■ Exercise directions
Lines in the entries below where the word "title" shows up should each be copied.

Top of Given entries

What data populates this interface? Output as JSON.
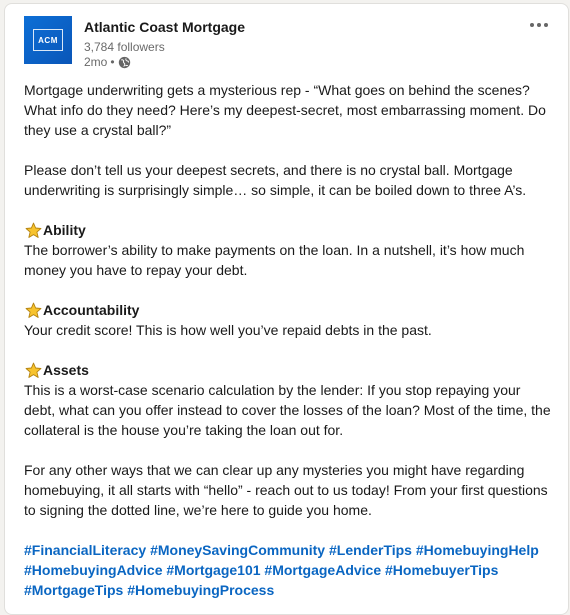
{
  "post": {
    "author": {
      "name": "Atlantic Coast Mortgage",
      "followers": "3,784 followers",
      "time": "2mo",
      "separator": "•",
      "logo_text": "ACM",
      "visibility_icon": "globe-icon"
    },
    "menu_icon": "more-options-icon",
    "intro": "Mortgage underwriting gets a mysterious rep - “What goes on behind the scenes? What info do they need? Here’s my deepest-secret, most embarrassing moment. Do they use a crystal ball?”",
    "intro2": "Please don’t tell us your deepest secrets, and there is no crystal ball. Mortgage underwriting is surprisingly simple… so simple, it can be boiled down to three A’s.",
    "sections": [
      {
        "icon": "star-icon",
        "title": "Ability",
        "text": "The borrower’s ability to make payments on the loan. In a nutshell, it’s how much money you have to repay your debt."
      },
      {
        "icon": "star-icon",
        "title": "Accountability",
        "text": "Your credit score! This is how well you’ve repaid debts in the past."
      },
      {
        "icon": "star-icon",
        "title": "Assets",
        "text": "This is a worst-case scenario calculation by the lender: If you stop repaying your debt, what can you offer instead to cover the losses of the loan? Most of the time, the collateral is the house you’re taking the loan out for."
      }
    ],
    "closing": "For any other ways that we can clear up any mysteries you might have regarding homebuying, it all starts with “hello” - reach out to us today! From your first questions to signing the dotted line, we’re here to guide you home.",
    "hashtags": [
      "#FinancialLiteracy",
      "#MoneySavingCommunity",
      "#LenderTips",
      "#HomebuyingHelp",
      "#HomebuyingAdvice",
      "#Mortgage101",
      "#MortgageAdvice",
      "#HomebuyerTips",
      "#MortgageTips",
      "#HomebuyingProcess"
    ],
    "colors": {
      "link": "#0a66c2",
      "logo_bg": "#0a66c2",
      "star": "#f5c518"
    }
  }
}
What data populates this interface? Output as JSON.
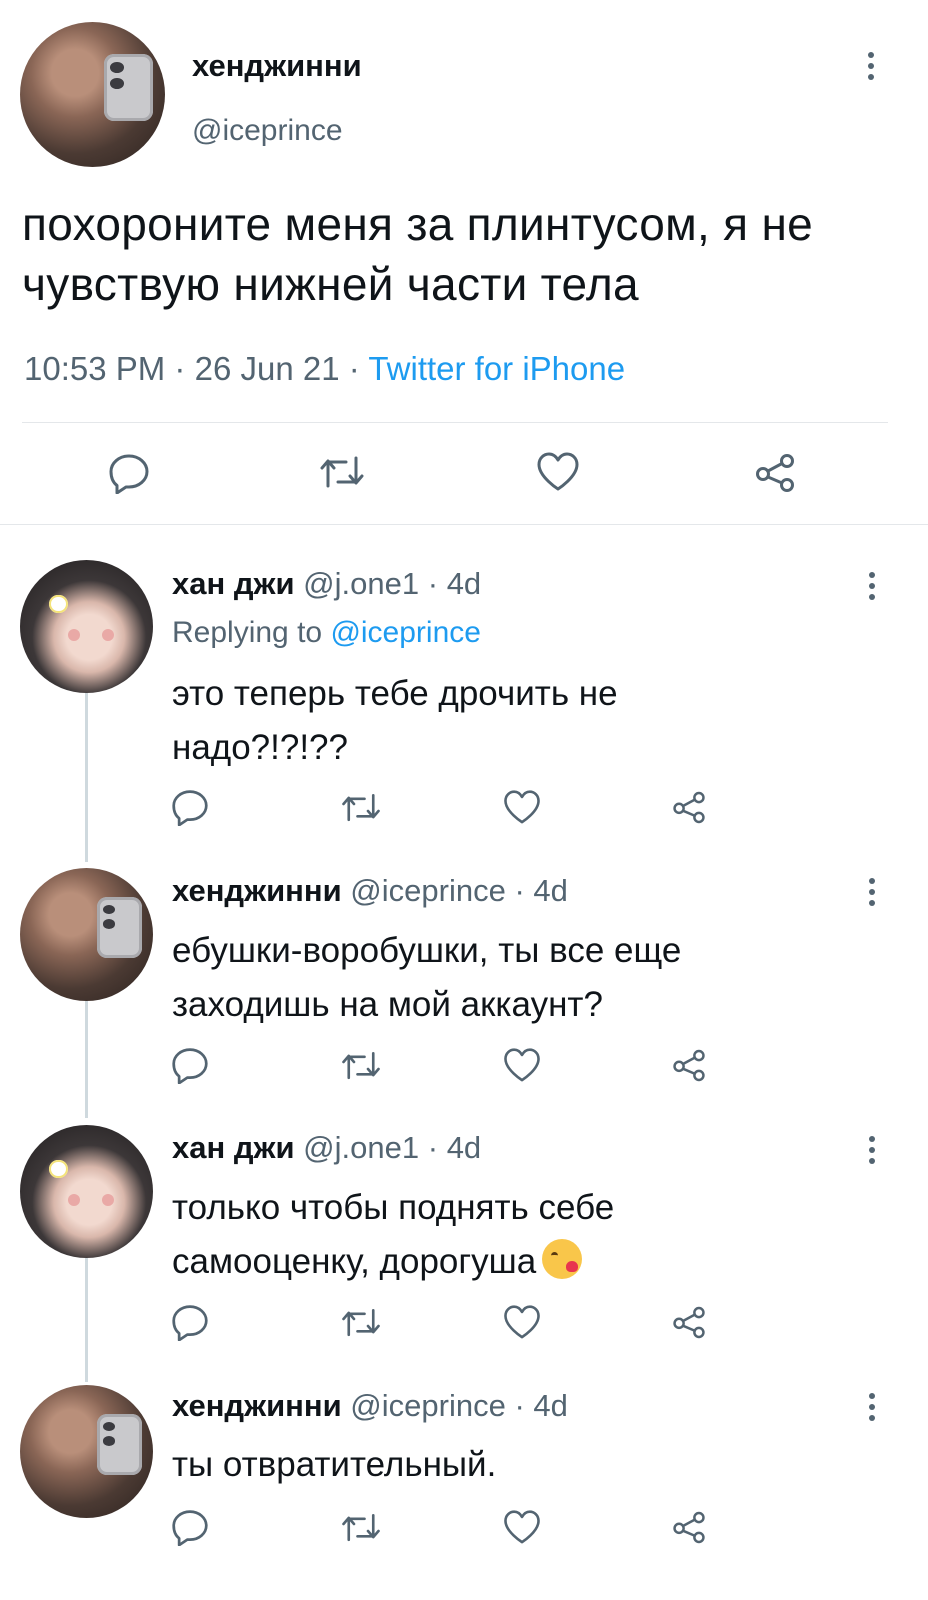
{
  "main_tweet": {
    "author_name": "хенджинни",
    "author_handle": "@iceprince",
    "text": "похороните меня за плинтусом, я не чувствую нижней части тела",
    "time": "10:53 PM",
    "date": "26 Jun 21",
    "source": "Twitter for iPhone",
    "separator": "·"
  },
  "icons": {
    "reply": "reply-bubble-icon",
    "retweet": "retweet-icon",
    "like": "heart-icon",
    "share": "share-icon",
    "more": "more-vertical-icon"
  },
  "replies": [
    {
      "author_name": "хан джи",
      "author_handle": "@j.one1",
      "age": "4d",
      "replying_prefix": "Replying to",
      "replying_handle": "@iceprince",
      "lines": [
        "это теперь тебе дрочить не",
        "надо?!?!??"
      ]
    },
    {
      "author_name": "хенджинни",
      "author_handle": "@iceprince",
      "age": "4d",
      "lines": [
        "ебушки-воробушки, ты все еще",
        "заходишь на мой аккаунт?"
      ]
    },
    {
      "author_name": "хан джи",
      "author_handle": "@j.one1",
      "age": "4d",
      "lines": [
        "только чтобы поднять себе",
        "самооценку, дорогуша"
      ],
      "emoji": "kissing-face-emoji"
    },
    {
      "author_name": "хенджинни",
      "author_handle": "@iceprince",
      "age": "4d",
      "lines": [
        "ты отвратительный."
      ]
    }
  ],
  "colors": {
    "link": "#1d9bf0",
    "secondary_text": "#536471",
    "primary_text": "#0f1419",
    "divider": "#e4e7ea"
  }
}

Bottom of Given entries

■ Result of the task
        "title": "Ability",
        "title": "Accountability",
        "title": "Assets",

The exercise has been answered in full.